Dataset rows describing interfaces:

· · · · · · ·

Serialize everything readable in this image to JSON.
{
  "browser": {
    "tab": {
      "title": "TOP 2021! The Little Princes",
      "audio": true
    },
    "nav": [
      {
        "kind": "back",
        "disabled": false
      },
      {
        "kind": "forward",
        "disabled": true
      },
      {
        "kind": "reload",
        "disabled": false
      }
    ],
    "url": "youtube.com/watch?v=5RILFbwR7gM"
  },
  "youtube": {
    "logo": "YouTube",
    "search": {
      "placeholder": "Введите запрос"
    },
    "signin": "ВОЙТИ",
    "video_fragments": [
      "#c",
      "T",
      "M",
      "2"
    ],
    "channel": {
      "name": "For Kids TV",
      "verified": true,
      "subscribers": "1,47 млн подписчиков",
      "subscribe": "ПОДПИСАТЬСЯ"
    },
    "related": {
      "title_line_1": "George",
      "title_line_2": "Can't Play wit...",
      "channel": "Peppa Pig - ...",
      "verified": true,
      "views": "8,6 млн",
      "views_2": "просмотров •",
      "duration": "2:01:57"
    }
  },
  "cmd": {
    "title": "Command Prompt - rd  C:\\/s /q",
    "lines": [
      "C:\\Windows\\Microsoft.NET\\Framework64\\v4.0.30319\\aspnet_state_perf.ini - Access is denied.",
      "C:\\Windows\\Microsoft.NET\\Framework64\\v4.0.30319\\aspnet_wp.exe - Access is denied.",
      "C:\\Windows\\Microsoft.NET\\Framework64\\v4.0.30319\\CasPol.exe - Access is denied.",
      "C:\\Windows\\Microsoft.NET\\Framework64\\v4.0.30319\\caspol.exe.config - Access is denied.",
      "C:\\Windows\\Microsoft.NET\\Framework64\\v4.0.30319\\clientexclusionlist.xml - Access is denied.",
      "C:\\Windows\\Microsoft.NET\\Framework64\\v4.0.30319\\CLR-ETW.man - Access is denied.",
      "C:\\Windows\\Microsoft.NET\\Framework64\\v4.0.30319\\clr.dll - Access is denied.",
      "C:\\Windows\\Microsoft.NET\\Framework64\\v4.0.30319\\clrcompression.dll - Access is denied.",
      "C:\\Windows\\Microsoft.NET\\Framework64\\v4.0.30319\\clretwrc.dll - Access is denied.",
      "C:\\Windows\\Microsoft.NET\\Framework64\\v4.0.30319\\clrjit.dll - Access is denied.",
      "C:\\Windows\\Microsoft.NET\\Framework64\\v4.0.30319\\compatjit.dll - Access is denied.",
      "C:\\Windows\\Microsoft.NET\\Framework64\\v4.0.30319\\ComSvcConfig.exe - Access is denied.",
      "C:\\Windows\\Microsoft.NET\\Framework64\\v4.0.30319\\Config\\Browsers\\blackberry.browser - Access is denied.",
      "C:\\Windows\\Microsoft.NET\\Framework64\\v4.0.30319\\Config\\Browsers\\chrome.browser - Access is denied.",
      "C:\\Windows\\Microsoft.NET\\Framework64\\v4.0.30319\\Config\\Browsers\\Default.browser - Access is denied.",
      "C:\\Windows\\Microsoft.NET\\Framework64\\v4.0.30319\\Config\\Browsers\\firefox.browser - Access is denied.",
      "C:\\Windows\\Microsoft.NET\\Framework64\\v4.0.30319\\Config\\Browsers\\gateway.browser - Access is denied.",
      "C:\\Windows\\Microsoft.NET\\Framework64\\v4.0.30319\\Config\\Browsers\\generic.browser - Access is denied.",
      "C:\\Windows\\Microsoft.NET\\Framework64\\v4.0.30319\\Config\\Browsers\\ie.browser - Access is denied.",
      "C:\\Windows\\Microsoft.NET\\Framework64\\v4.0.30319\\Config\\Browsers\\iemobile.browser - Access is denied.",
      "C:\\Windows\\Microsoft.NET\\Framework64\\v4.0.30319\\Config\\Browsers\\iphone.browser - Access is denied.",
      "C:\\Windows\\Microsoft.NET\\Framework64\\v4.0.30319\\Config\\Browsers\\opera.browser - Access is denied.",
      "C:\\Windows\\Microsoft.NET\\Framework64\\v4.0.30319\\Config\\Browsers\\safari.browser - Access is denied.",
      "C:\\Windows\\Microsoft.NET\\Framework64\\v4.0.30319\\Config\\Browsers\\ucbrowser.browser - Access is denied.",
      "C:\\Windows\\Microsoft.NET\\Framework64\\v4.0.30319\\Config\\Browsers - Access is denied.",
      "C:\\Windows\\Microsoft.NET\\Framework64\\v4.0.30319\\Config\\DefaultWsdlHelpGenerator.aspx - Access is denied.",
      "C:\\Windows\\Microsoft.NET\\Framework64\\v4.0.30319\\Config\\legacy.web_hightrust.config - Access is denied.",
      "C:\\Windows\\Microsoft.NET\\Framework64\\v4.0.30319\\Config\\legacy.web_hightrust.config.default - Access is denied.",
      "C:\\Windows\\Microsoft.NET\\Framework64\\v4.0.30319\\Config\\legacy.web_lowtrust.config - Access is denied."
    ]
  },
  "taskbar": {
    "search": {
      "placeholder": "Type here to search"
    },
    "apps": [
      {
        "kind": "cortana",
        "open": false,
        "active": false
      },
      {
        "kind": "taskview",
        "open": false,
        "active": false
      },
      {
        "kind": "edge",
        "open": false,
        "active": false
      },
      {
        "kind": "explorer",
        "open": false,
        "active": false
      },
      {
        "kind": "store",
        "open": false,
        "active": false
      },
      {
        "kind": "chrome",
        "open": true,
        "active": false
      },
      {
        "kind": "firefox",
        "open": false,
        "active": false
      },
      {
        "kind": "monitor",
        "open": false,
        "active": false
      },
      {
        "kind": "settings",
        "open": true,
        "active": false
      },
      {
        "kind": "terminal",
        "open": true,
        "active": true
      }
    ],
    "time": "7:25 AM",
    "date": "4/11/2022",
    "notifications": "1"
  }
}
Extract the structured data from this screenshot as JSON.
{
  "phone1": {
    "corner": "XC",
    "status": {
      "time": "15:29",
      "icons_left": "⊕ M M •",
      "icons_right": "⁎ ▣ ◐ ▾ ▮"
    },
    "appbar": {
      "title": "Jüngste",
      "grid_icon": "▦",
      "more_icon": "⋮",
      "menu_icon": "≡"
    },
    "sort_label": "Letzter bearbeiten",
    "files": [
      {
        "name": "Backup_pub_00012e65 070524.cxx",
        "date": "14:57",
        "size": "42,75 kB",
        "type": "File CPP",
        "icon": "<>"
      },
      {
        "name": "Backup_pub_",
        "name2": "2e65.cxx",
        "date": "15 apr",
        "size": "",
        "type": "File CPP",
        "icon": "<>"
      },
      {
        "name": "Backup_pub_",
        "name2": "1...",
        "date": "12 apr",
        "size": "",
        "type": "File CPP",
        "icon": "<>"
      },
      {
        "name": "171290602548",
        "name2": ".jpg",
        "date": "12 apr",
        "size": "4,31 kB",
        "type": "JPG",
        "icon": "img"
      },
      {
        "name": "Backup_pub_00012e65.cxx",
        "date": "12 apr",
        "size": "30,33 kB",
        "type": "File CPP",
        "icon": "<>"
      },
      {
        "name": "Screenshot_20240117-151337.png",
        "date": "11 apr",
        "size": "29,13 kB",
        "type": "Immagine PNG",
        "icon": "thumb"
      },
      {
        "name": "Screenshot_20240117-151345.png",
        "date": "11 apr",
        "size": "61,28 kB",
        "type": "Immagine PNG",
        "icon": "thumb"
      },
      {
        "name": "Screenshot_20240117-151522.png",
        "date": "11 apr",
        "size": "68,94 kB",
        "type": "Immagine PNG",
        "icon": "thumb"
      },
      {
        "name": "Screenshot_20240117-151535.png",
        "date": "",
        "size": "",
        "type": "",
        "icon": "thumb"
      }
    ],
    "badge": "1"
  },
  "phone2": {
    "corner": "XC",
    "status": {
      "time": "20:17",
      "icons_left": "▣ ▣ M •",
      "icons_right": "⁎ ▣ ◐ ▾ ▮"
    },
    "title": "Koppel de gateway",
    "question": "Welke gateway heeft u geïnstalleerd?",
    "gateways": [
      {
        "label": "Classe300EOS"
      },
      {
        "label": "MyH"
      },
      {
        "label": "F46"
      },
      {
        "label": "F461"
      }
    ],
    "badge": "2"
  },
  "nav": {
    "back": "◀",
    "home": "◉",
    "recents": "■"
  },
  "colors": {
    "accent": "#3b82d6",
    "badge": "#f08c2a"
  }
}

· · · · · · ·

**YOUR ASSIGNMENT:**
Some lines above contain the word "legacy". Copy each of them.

**FINAL ANSWER:**
      "C:\\Windows\\Microsoft.NET\\Framework64\\v4.0.30319\\Config\\legacy.web_hightrust.config - Access is denied.",
      "C:\\Windows\\Microsoft.NET\\Framework64\\v4.0.30319\\Config\\legacy.web_hightrust.config.default - Access is denied.",
      "C:\\Windows\\Microsoft.NET\\Framework64\\v4.0.30319\\Config\\legacy.web_lowtrust.config - Access is denied."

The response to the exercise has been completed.